However, that is not real. Looking at the reality, we all know that a single, fixed perspective cannot exist, and see that heterogeneous elements here and there (even within ourselves.) Recognizing these truths. Or, if these truths are hard to see, striving to accentuate them. Breaking up the landscape into multiple perspectives and repainting it as something unattained. Yes, just like Cezanne...
Of course, what then appears before your eyes might be diffuse or redundant scenery, but the important thing is to have a little courage and accept this as a "new world." "Unattained Landscape" is an exhibition that was put together in full awareness that risk. I offer my applause.
(Venue photographs and recent photograph of the author: Keizo Kioku)
Curator, The National Museum of Modern Art, Tokyo

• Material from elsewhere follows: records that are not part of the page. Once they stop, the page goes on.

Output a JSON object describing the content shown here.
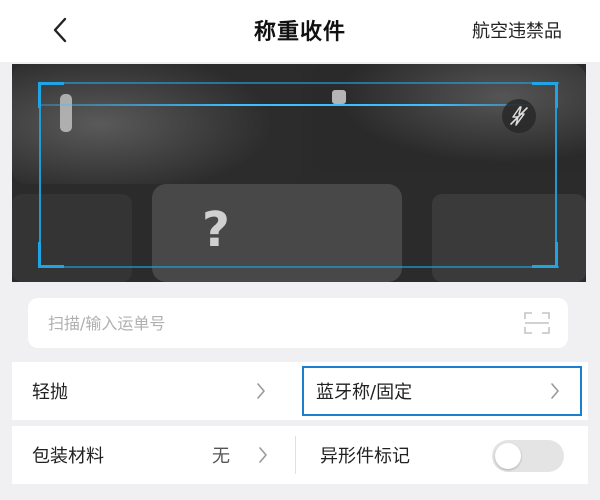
{
  "header": {
    "title": "称重收件",
    "right_link": "航空违禁品"
  },
  "camera": {
    "scan_color": "#1fa4e6",
    "flash_icon": "flash-off-icon"
  },
  "waybill_input": {
    "placeholder": "扫描/输入运单号",
    "value": "",
    "icon": "scan-icon"
  },
  "options": {
    "light_throw": {
      "label": "轻抛"
    },
    "bluetooth_scale": {
      "label": "蓝牙称/固定"
    },
    "packaging": {
      "label": "包装材料",
      "value": "无"
    },
    "irregular": {
      "label": "异形件标记",
      "enabled": false
    }
  },
  "colors": {
    "accent": "#1a7fd0",
    "toggle_off": "#e4e4e4"
  }
}
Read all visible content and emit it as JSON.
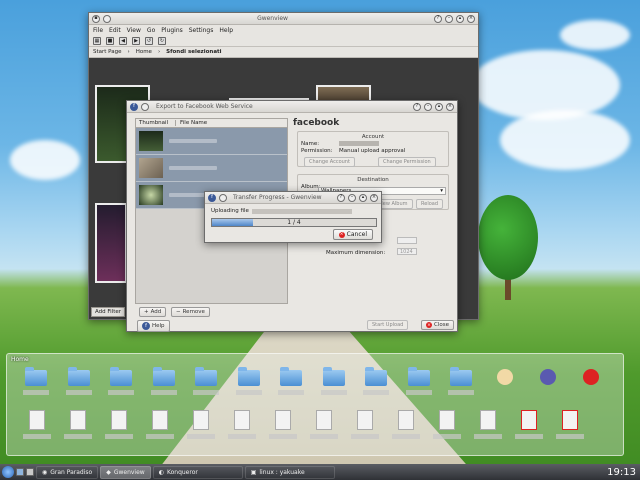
{
  "gwenview": {
    "title": "Gwenview",
    "menu": [
      "File",
      "Edit",
      "View",
      "Go",
      "Plugins",
      "Settings",
      "Help"
    ],
    "breadcrumb": {
      "start": "Start Page",
      "home": "Home",
      "folder": "Sfondi selezionati"
    },
    "add_filter": "Add Filter"
  },
  "export": {
    "title": "Export to Facebook Web Service",
    "columns": [
      "Thumbnail",
      "File Name"
    ],
    "files": [
      "walker_1600.jpg",
      "Lines of Sand.jpg",
      "strange...jpg"
    ],
    "add_label": "Add",
    "remove_label": "Remove",
    "brand": "facebook",
    "account_heading": "Account",
    "name_label": "Name:",
    "permission_label": "Permission:",
    "permission_value": "Manual upload approval",
    "change_account": "Change Account",
    "change_permission": "Change Permission",
    "destination_heading": "Destination",
    "album_label": "Album:",
    "album_value": "Wallpapers",
    "new_album": "New Album",
    "reload": "Reload",
    "max_dimension_label": "Maximum dimension:",
    "max_dimension_value": "1024",
    "help": "Help",
    "start_upload": "Start Upload",
    "close": "Close"
  },
  "progress": {
    "title": "Transfer Progress - Gwenview",
    "uploading_label": "Uploading file",
    "value": 1,
    "total": 4,
    "bar_text": "1 / 4",
    "cancel": "Cancel"
  },
  "folderview": {
    "title": "Home"
  },
  "taskbar": {
    "tasks": [
      "Gran Paradiso",
      "Gwenview",
      "Konqueror",
      "linux : yakuake"
    ],
    "clock": "19:13"
  },
  "colors": {
    "selection": "#8a99ab",
    "progress": "#4f86c9",
    "facebook": "#3b5998"
  }
}
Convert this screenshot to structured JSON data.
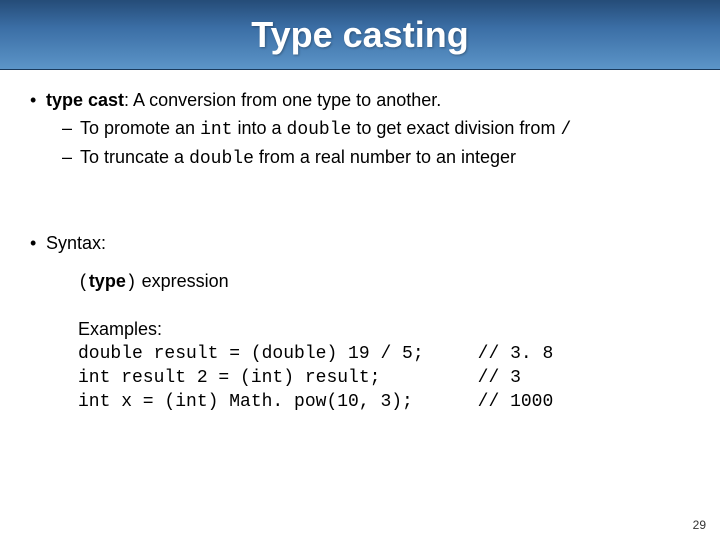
{
  "title": "Type casting",
  "bullet1": {
    "term": "type cast",
    "def": ": A conversion from one type to another.",
    "sub1_a": "To promote an ",
    "sub1_b": "int",
    "sub1_c": " into a ",
    "sub1_d": "double",
    "sub1_e": " to get exact division from ",
    "sub1_f": "/",
    "sub2_a": "To truncate a ",
    "sub2_b": "double",
    "sub2_c": " from a real number to an integer"
  },
  "bullet2": "Syntax:",
  "syntax": {
    "open": "(",
    "type": "type",
    "close": ")",
    "expr": " expression"
  },
  "examples": {
    "heading": "Examples:",
    "line1": "double result = (double) 19 / 5;     // 3. 8",
    "line2": "int result 2 = (int) result;         // 3",
    "line3": "int x = (int) Math. pow(10, 3);      // 1000"
  },
  "page": "29"
}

Born in 1976. Completed the master's program at the graduate school of Keio University, and has held his current position since 2000. He has curated exhibitions including "Emotional Drawing" (2008), "Where is Architecture? Seven Installations by Japanese Architects" (2010), "Leiko Ikemura: Transfiguration" (2011), "Double Vision: Contemporary Art from Japan" (2012, Moscow Museum of Modern Art, and others), and "Francis Bacon" (2013). He also writes regularly for the monthly arts magazine Subaru and The Asahi Shimbun newspaper.